But when the ego is too weak to maintain a unified self, the personality “dissociates,” giving way to any one or a number of these subpersonalities. Observers of this phenomenon are often perplexed at how so-and-so is suddenly “an entirely different person” than he or she was just moments before. This isn’t about impulses breaking through the floor, but rather coherent substreams of alter-identity that take over in a social situation.
(At one point, this was named “multiple personality disorder” by psychiatry, but it later got relabeled as “dissociative identity disorder.” I’m suggesting that it is far more normal (or better, common) than the clinical designation will admit.)
Now that we have a model of ego strength before us, along with an understanding of the major pathologies that compromise it, I will return to my original suggestion. Just as there is a developmental partnership between the healthy ego and its patron deity, where the external causality and higher virtues represented in the deity are gradually internalized by the caring and self-responsible ego, so we should expect to find instances where ego pathology (borderline, bipolar, dissociative) is reflected in depictions of God – for example as temperamental, capricious, and internally divided (think of the subpersonalities of Yahweh in the Bible as threatening and wrathful, or as compassionate and forgiving).
Do you know a religion like that?
2 thoughts on “Do You Know Anyone Like That?”
John, all I can say is wow and I wish I could take part in the discussion but just can’t, for several reasons. However, after years working in psych units, mainly with major disorders I have to agree with you on the labeling……not that I think I am on your level of correlating religion and mental disorders.
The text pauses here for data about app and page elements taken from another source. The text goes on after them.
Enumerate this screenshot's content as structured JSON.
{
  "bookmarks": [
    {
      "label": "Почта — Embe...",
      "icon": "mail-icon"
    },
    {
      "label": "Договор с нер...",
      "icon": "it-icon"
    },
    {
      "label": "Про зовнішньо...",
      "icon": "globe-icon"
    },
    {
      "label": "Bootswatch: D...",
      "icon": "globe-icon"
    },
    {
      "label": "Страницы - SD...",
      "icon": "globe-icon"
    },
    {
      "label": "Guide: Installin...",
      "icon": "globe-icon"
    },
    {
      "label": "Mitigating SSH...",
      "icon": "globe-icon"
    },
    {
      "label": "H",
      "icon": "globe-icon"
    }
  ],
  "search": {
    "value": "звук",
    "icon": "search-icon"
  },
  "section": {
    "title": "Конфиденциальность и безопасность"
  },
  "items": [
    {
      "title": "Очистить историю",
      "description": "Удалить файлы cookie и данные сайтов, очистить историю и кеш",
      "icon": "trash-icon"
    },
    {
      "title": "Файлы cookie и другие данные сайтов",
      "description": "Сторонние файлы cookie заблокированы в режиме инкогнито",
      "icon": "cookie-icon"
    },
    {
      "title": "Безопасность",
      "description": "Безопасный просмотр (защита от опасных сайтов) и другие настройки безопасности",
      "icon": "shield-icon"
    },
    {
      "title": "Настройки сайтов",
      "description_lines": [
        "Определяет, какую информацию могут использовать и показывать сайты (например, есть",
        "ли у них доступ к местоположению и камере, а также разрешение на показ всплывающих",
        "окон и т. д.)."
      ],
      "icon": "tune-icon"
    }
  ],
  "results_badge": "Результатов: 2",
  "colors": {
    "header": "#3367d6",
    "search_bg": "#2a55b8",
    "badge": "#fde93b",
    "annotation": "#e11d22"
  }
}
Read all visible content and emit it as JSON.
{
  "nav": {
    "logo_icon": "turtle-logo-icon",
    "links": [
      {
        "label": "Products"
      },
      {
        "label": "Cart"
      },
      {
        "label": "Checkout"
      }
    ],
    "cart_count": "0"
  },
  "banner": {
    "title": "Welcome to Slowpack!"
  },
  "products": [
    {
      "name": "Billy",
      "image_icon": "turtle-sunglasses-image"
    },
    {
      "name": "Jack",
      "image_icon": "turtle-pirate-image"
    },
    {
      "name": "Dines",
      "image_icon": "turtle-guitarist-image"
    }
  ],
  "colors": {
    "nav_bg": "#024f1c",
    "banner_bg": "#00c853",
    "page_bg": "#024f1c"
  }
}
Fascinating piece, to say the least! Thanks Ellen
Ellen, thank you for the affirmation. I love it when we have your voice in the Circle! Join us again soon!